I received lots of student loan counseling throughout my several degrees, and each time signed all the documents and understood fully how much debt I was getting into.
I can only blame my own rose-colored outlook.
Regardless of the fact that I was a music major and knew intellectually how little I would likely be making, I still pictured myself living a rather comfortable lifestyle, which I would almost certainly NOT be living if I had not changed career paths.
I just don't know that 18-year-olds entering college (or even those in their mid-20s entering graduate school) who have never supported fully themselves and don't have real-world financial experience can truly understand what they're getting themselves into.
by Singer edited by Stephanie Curtis, MPR News3/2/2012 5:05:51 PM
This problem is the result of the mania of "getting the government out of the education business."
When government provided some support for public education at the State and Federal level, the burden is shared across society, and the benefits are also shared across the society in greater economic productivity and social stability. When individuals are solely responsible for the cost of education, they are burdened with huge debt, and the only part of society that benefits are the institutions that lend the money.
by John S. edited by Stephanie Curtis, MPR News3/2/2012 5:06:28 PM
I am 23 years old, went to a technical college and got two degrees. Then went straight to Metro state to get my 4 year degree.
I hold 20,000 in student debt and am in a position to pay it all off in 18 months. I would be doing this if it was not more important to me to save up an emergency fund.
The young people in the country who want to party in college and study what interests them without any regard for how marketable they are to employers deserve to reap from the poor planning they engaged in.
I worked through college in related fields in order to prove my dedication and earn the job I currently have. Its time to grow up and plan for yourself kids...
by Ariel edited by Stephanie Curtis, MPR News3/2/2012 5:06:56 PM
We have a daughter that is lucky enough to be in the 7% of kids offered a merit scholarship to a regular public college (full ride).
She would like to go to Notre Dame though.
We will be paying about 8 grand a year there. She's worked so hard all these years to get to thus point.
My question is, is the prestige of the college worth the cost?
by marie edited by Stephanie Curtis, MPR News3/2/2012 5:07:20 PM
Is there a push to get kids planning a career choice when they start college.
by Luke3/2/2012 5:07:23 PM
I think this would help up making decisions about what college our kids should be looking at...
by Luke3/2/2012 5:10:56 PM
I think made it pretty clear that the prestige of the school is NOT worth it. She can work hard and go the Notre Dame for grad school : )
by Luke3/2/2012 5:10:59 PM
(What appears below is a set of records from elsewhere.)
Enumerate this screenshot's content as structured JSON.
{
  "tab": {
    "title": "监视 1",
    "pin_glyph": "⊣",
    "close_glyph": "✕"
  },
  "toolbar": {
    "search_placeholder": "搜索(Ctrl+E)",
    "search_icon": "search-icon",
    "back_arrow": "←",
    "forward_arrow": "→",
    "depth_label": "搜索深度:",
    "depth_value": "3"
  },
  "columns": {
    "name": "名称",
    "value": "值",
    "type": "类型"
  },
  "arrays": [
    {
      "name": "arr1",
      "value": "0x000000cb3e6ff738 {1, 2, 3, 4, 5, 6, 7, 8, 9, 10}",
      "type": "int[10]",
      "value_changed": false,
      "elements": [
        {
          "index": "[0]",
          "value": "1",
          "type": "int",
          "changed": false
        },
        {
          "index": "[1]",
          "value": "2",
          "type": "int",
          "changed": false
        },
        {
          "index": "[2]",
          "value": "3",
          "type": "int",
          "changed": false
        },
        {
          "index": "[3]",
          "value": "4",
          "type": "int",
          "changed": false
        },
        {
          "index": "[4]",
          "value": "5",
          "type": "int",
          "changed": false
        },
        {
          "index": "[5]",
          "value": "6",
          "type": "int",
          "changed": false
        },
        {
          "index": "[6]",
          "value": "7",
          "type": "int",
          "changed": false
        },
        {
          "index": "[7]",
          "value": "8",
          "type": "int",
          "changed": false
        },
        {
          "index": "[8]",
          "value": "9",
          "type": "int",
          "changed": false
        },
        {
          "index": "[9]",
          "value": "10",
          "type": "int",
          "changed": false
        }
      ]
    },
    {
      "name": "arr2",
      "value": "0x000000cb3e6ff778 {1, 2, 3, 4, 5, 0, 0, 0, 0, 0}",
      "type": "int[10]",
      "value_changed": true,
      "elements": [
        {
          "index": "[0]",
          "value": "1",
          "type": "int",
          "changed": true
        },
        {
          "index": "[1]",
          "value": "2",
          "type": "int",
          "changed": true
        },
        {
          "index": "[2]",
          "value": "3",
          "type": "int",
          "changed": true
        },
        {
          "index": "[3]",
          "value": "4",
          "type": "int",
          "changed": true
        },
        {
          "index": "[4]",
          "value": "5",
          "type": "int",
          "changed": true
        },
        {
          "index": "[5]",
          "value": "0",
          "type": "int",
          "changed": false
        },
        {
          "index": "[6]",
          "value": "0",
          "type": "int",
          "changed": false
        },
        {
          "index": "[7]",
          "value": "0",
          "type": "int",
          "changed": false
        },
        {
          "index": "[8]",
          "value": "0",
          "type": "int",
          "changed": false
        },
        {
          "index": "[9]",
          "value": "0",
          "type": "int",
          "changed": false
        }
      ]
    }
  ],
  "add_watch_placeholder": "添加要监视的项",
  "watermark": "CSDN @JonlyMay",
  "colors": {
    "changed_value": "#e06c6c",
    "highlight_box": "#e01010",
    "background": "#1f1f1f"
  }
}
@ mike: it's just you and me buddy.
I really don't know why no one but us has even mentioned the military. People who are struggling with finances for education should seriously look at the National Guard.
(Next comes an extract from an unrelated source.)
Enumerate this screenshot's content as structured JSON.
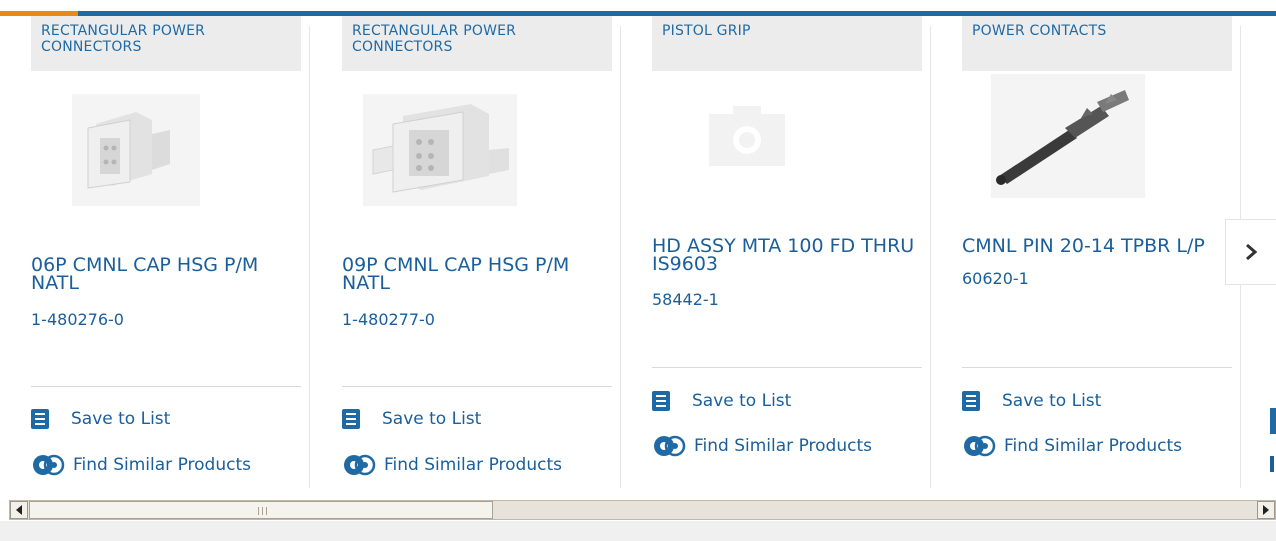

100% TUITION ASSISTANCE!
Finish college debt free with leadership skills and discipline. Why would you not want that for your kids?
by Dan edited by Stephanie Curtis, MPR News3/2/2012 5:15:47 PM
@marie I want to add something to my previous content. The difference that your daughter will find in going to a "prestigious" college is not so much, I think, in the school, but in the students she encounters. Students in such schools on average will be higher achievers. But you can get a good education at any college if you want to.
by Bill3/2/2012 5:15:53 PM
@marie I went to college in California at all levels, from junior college, to state college, to university, going from a trade degree, to PhD.
The quality of teaching decreased going from junior college through the university system, until I got to the PhD program.
Perhaps it matters in some fields where you went to a four year college, but my experience is that it doesn't matter nearly as much as the schools would want us to believe.
by Bill edited by Stephanie Curtis, MPR News3/2/2012 5:16:07 PM
@KerriMPR Pile on the debt! 2 of us paying $400/mo after extending terms. We got lucky & R both employed & grad'd in 4 yrs from cheap school